It is this arrangement – labellum, calli – but mostly a particular scent mimicking a female thynnine wasp produced by the bird orchid that attracts a particular species of male thynnine wasp. Pollination occurs through this sexual deception and it is possible to tell one species from another by their particular pollinator.
These plants have active seasons of growth and dormancy and grow in areas with a seasonal climate.
Large bird orchid (C. valida)
These low growing bird orchids have been in flower since September. It is difficult to catch sight of these flowers and although described as ‘dull’, they have glowing purple red and green colouring that glistens in the light.
This variety of bird orchid grows particularly in moist montane and sub alpine regions, in damp shaded places in forest and woodland, but also in coastal areas. In the Reserve, there are two large colonies and scattered smaller groups of this orchid which produce two oval shaped (ovate) leaves in their early growing season from underground tubers. While large amounts of seed are produced, most increases in population occur from the underground tubers.
The flower’s calli arrangement – four to ten – occurs in the back two-thirds of the labellum and includes a taller stalked callus at the back, calli in decreasing size ranging to the front, and one broader button on the midline at the front, separated from the rest. It is the broader callus at the centre that the male wasp grasps. The labellum then collapses upwards, and the insect’s thorax picks up pollonia from the base of the column as it clambers out (see an image here), moving on to the next apparent female.
Lowland bird orchid (Chiloglottis species aff. valida 2)
These orchids (see Jeanes and Backhouse, 2006) flower from September to November, at the same time as the Large bird orchids in the Reserve. Their habitat is similar in terms of growing in damp shade in heath, forest and woodland. They have a slightly smaller labellum and have more calli in a different arrangement from the Large bird orchid.
The labellum has six to 14 stalked calli decreasing in size from the base to the apex.
Chiloglottis species – C.jeanesii??
This example seems similar to the Mountain bird orchid (Chiloglottis jeanesii). Jeanes and Backhouse (2006) explain the Mountain bird orchid is found in similar conditions to those of C.valida although it flowers from December to January. They also explain that orchid may be more extensive than originally thought, often growing with C. valida and may be locally common in suitable habitat.

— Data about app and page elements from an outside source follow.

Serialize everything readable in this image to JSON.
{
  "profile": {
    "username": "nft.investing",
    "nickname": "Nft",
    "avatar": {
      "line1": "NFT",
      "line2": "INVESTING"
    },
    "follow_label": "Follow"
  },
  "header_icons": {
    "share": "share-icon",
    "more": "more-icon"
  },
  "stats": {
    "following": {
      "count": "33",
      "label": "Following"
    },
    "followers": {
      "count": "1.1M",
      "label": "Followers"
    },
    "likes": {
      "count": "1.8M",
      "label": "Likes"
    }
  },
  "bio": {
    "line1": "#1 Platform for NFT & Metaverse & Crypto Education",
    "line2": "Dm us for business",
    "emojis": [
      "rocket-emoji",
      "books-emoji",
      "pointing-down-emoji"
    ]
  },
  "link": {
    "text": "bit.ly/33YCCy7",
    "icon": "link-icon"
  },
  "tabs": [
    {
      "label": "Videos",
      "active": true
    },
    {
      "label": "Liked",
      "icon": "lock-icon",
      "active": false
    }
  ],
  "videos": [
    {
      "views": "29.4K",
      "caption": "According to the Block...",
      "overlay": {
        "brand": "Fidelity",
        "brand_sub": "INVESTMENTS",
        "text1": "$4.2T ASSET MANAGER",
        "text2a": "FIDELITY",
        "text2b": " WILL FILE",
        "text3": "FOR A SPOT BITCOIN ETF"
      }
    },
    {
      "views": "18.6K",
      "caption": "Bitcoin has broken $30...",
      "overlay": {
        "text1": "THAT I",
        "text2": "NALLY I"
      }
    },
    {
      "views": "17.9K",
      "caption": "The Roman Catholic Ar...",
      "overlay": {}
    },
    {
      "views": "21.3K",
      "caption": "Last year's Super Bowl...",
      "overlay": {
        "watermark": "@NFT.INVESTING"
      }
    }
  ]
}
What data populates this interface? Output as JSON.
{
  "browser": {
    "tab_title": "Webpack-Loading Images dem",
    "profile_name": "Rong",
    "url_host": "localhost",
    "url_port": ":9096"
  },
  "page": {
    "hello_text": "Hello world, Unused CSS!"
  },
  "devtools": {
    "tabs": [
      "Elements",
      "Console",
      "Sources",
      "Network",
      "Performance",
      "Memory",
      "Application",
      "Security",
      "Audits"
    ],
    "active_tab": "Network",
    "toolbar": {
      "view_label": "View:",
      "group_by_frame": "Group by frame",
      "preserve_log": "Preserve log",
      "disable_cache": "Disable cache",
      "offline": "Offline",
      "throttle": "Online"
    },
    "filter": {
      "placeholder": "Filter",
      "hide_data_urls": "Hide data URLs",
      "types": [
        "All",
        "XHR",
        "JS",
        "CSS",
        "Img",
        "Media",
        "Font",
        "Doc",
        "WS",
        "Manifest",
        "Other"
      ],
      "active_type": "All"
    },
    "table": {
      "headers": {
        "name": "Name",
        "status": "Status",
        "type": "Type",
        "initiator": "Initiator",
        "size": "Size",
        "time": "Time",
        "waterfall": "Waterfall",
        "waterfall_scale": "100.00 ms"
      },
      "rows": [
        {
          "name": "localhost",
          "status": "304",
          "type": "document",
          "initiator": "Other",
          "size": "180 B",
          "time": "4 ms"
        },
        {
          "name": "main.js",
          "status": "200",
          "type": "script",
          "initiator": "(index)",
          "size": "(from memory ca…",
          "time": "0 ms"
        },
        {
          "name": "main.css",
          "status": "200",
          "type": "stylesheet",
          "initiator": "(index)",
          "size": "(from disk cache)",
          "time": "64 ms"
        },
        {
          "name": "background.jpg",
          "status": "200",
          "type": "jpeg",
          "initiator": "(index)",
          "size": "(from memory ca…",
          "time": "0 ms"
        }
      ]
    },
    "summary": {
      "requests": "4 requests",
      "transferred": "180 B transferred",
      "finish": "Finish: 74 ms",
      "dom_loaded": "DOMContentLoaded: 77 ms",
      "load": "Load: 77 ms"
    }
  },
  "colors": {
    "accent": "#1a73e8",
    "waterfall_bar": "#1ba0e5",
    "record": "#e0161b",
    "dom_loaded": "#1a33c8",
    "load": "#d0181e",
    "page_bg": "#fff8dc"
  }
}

A picture of the pollinator will be the way to tell for certain.
Sources and further resources
Bishop, T. (2000) Field guide to the orchids of New South Wales and Victoria. UNSW Press: Sydney
Duncan, M. – DSE (2012) Response of orchids to bushfire. Black Saturday Victoria 2009 – Natural values fire recovery program. http://www.depi.vic.gov.au/__data/assets/pdf_file/0019/203950/VBRRA-P27-web-rev.pdf
Jeanes, J. & Backhouse, G. (2006) Wild orchids of Victoria Australia. Aquatic Photographics: Seaford.
Jones, D.L. (1993) Genus Chiloglottis, PlantNET http://plantnet.rbgsyd.nsw.gov.au/cgi-bin/NSWfl.pl?page=nswfl&lvl=gn&name=Chiloglottis
Mayfield, E. (2010) Flora of the Otway Plain and Ranges 1. CSIRO Publishing; Collingwood.
Pridgeon, A.M., Cribb, P.J. and Chase, M.W. (2001) Genera Orchidacearum: Volume 2. Orchidoideae. Oxford University Press: Oxford. [Google books]
Weston, P. H. (1993) Pyrorchis nigricans, PlantNET http://plantnet.rbgsyd.nsw.gov.au/cgi-bin/NSWfl.pl?page=nswfl&lvl=sp&name=Pyrorchis~nigricans
Xu, S., Schlüter, P. M. and Schiestl, F. P. (2012) Pollinator-Driven Speciation in Sexually Deceptive Orchids. International Journal of Ecology, vol. 2012, Article ID 285081, 9 pages. http://www.hindawi.com/journals/ijecol/2012/285081/
There are some great sites and blogs on orchids. For a couple of good ones for great images and information about orchids:
Retired Aussies.com – http://www.retiredaussies.com/ – select ‘Victoria’
Anglesea orchids – http://www.angleseaorchids.com/